We have over 100 older volunteers supporting Full Circle groups across the county. We are very proud that our oldest volunteer is 97 years old and and our longest serving volunteer has been going to her Full Circle group for over 18 years!
There are no special skills or experiences needed to become a Full Circle volunteer. All we ask is that our older volunteers
- Are over the age of fifty
- Enjoy being with children or young people
- Can volunteer for one hour a week, during school term times
People decide to volunteer with Full Circle for many reasons. It is a very rewarding experience and an ideal way to
- Have fun
- Make a difference to the lives of younger people
- Meet new people and make new friends
- Gain new experiences and share skills
They teach the children games they’ve never played and they teach them games they’ve never heard of!
Each week, a small group of older volunteers come together to spend a lunch time session in school with younger people. Together they share lunch and chat about their week, they then take part in a range of extra-curricular activities – art, board games and cookery.
Each group is run by a facilitator, who organises the activities and ensures that the group runs smoothly. But it’s all about fun and friendship at the sessions and by spending time together, older volunteers are able to pass on their skills and life experiences.
Children and young people benefit from the care and attention of new friends. By getting to know each other, each group builds up mutual understanding and respect.
Dorothy, a volunteer at Faringdon Infants’ School, explains:
“We usually arrive about 10 minutes before the group starts, as we like to help set up the tables and have a bit of a chinwag. When the children arrive, Katie (the facilitator) explains what we’re going to do. The children have their lunch with us and it’s nice for us to catch up with what they’ve been doing. We normally do some sort of art or craft activity but you don’t need to be good at that sort of thing – we all muck in. We try to encourage the children to do things for themselves but sometimes they need a bit of help.
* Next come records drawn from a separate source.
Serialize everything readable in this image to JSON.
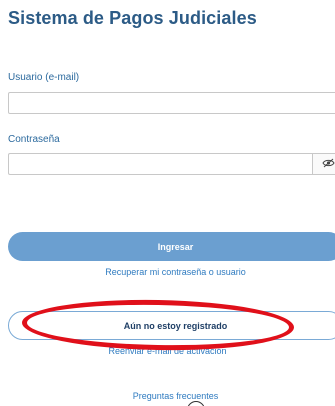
{
  "page": {
    "title": "Sistema de Pagos Judiciales"
  },
  "form": {
    "username_label": "Usuario (e-mail)",
    "username_value": "",
    "password_label": "Contraseña",
    "password_value": "",
    "show_password_icon": "eye-slash-icon"
  },
  "actions": {
    "login_label": "Ingresar",
    "recover_link": "Recuperar mi contraseña o usuario",
    "register_label": "Aún no estoy registrado",
    "resend_mail_link": "Reenviar e-mail de activación",
    "faq_link": "Preguntas frecuentes",
    "help_icon": "help-circle-icon"
  },
  "annotation": {
    "highlight_color": "#e0101a"
  },
  "colors": {
    "title": "#2c5b86",
    "primary_button": "#6b9fd0",
    "link": "#2f7bc0"
  }
}
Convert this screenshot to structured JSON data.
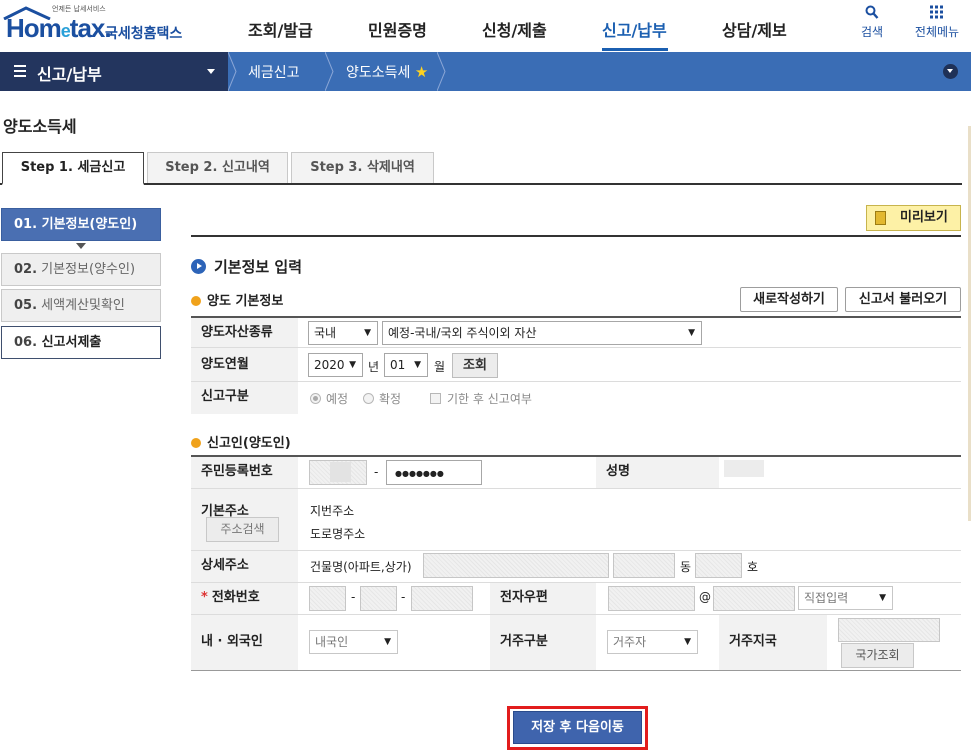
{
  "header": {
    "logo_small": "언제든 납세서비스",
    "logo_brand_a": "Hom",
    "logo_brand_e": "e",
    "logo_brand_b": "tax.",
    "logo_korean": "국세청홈택스",
    "gnb": [
      "조회/발급",
      "민원증명",
      "신청/제출",
      "신고/납부",
      "상담/제보"
    ],
    "search_label": "검색",
    "all_menu_label": "전체메뉴"
  },
  "location": {
    "menu_label": "신고/납부",
    "crumbs": [
      "세금신고",
      "양도소득세"
    ]
  },
  "page": {
    "title": "양도소득세",
    "tabs": [
      "Step 1. 세금신고",
      "Step 2. 신고내역",
      "Step 3. 삭제내역"
    ]
  },
  "steps": [
    {
      "num": "01.",
      "label": "기본정보(양도인)"
    },
    {
      "num": "02.",
      "label": "기본정보(양수인)"
    },
    {
      "num": "05.",
      "label": "세액계산및확인"
    },
    {
      "num": "06.",
      "label": "신고서제출"
    }
  ],
  "main": {
    "preview_label": "미리보기",
    "section_title": "기본정보 입력",
    "transfer_basic": {
      "title": "양도 기본정보",
      "new_btn": "새로작성하기",
      "load_btn": "신고서 불러오기",
      "asset_type_label": "양도자산종류",
      "asset_region": "국내",
      "asset_kind": "예정-국내/국외 주식이외 자산",
      "year_month_label": "양도연월",
      "year": "2020",
      "year_unit": "년",
      "month": "01",
      "month_unit": "월",
      "lookup_btn": "조회",
      "report_type_label": "신고구분",
      "opt_scheduled": "예정",
      "opt_final": "확정",
      "opt_late": "기한 후 신고여부"
    },
    "reporter": {
      "title": "신고인(양도인)",
      "rrn_label": "주민등록번호",
      "rrn_sep": "-",
      "rrn_back": "●●●●●●●",
      "name_label": "성명",
      "address_label": "기본주소",
      "address_search_btn": "주소검색",
      "jibun_label": "지번주소",
      "road_label": "도로명주소",
      "detail_label": "상세주소",
      "building_label": "건물명(아파트,상가)",
      "dong_unit": "동",
      "ho_unit": "호",
      "phone_label": "전화번호",
      "phone_required": "*",
      "phone_sep": "-",
      "email_label": "전자우편",
      "email_at": "@",
      "email_domain_select": "직접입력",
      "nationality_label": "내 · 외국인",
      "nationality_value": "내국인",
      "residence_label": "거주구분",
      "residence_value": "거주자",
      "country_label": "거주지국",
      "country_btn": "국가조회"
    },
    "save_next_btn": "저장 후 다음이동"
  }
}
I think it’s a lovely time for us volunteers as well as the children because there’s lots of laughter and fun. It’s good to see all the relationships developing and I enjoy the company of the other volunteers. The children really do progress during their time with Full Circle. I can think of one boy, in particular, who was very shy and quiet when he first came but you could see him blooming week by week.
During the school holidays, we all really miss Full Circle but it’s lovely when you see the children in the shops and they always say hello and often come and give you a big cuddle. Even children who don’t come to Full Circle anymore always want to chat with you. It makes you realise that you’ve made a real difference.”